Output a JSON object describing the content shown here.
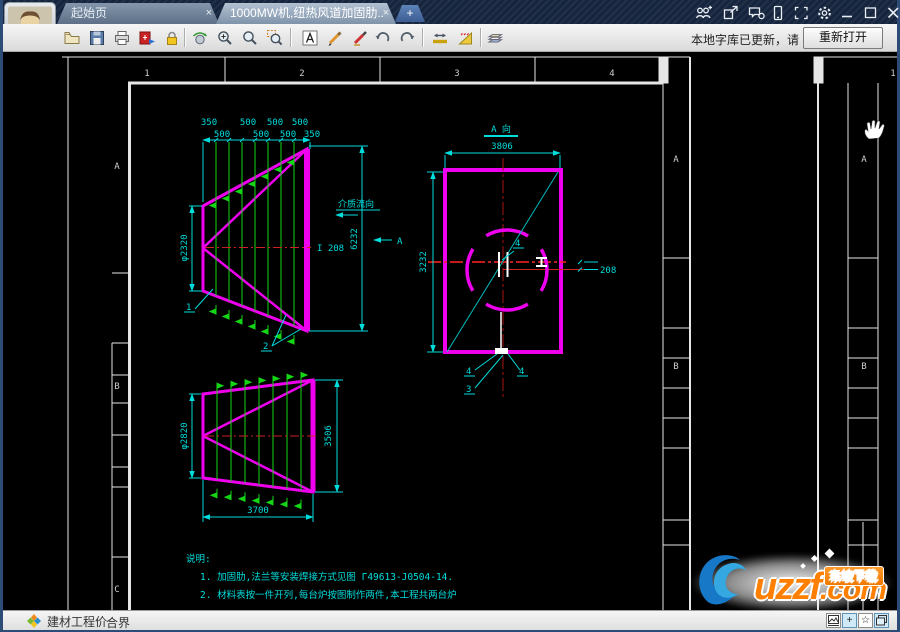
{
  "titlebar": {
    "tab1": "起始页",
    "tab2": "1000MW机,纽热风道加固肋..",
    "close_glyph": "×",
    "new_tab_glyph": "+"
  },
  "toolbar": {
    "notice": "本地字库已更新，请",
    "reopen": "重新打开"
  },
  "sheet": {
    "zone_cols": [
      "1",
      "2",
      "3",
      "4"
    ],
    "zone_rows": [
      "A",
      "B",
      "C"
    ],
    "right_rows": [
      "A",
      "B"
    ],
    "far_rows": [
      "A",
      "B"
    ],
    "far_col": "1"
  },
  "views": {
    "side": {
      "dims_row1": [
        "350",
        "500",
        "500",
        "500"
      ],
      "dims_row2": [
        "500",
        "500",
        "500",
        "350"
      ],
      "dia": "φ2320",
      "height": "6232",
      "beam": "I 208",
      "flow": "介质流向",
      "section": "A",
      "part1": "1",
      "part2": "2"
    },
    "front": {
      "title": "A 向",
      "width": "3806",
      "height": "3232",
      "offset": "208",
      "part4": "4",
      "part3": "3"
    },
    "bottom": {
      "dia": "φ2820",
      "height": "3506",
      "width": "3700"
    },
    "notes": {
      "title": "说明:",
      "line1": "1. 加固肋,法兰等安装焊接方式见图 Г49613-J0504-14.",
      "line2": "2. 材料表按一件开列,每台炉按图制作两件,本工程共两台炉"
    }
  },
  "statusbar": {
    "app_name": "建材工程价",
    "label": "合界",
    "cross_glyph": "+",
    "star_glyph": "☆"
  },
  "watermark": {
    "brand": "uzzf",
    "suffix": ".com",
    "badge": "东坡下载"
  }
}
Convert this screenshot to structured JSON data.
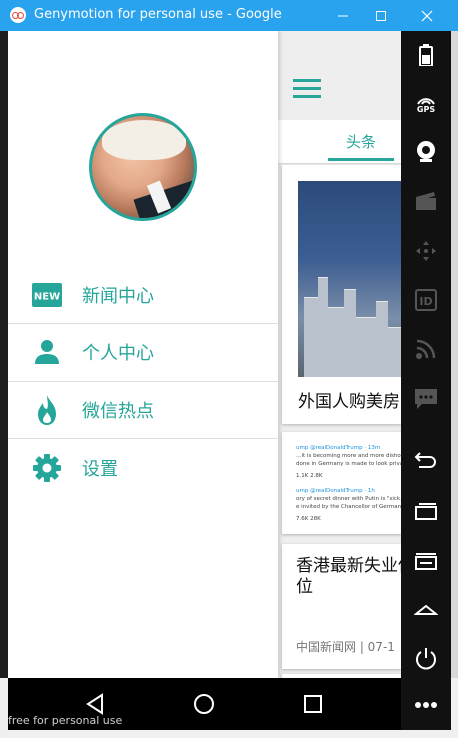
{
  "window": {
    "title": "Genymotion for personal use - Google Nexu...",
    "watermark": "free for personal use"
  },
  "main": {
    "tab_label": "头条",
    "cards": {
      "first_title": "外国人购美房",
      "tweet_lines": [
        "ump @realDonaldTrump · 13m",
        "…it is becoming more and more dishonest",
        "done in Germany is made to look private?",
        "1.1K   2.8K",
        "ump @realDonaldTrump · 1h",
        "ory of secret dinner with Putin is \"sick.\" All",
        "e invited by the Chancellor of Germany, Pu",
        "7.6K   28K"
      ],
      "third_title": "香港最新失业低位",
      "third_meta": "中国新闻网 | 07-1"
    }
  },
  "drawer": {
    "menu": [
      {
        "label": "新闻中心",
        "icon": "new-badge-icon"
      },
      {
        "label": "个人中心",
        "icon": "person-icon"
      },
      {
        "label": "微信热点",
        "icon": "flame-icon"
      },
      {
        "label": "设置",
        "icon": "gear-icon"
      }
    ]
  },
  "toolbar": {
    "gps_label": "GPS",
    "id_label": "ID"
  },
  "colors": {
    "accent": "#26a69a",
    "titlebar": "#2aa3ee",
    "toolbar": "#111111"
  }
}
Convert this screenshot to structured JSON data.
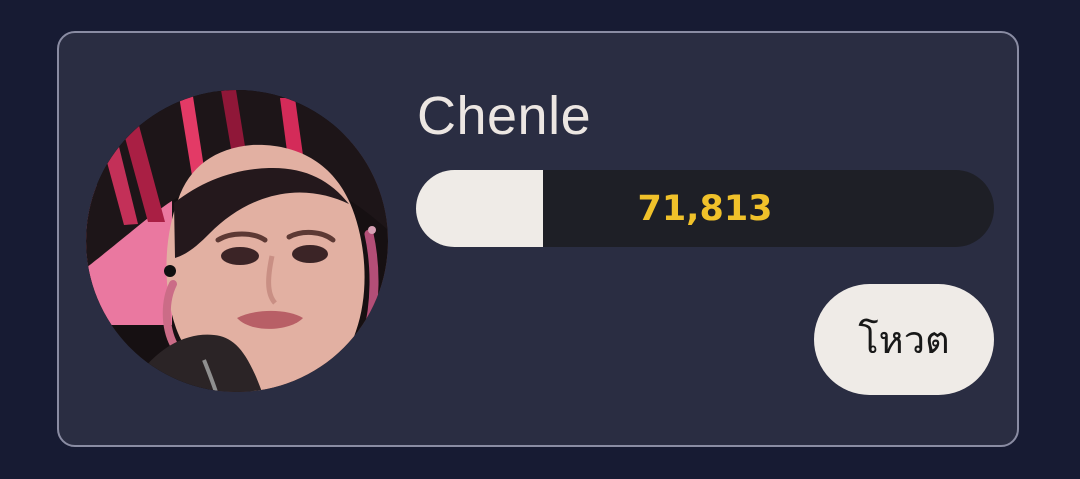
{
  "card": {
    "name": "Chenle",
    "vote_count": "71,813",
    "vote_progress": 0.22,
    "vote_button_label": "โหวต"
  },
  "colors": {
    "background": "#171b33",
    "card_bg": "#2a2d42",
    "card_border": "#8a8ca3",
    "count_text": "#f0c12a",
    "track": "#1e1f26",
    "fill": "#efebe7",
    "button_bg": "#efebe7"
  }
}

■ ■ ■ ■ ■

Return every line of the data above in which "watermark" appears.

» Task response:
  "watermark": {
    "watermark": "free for personal use"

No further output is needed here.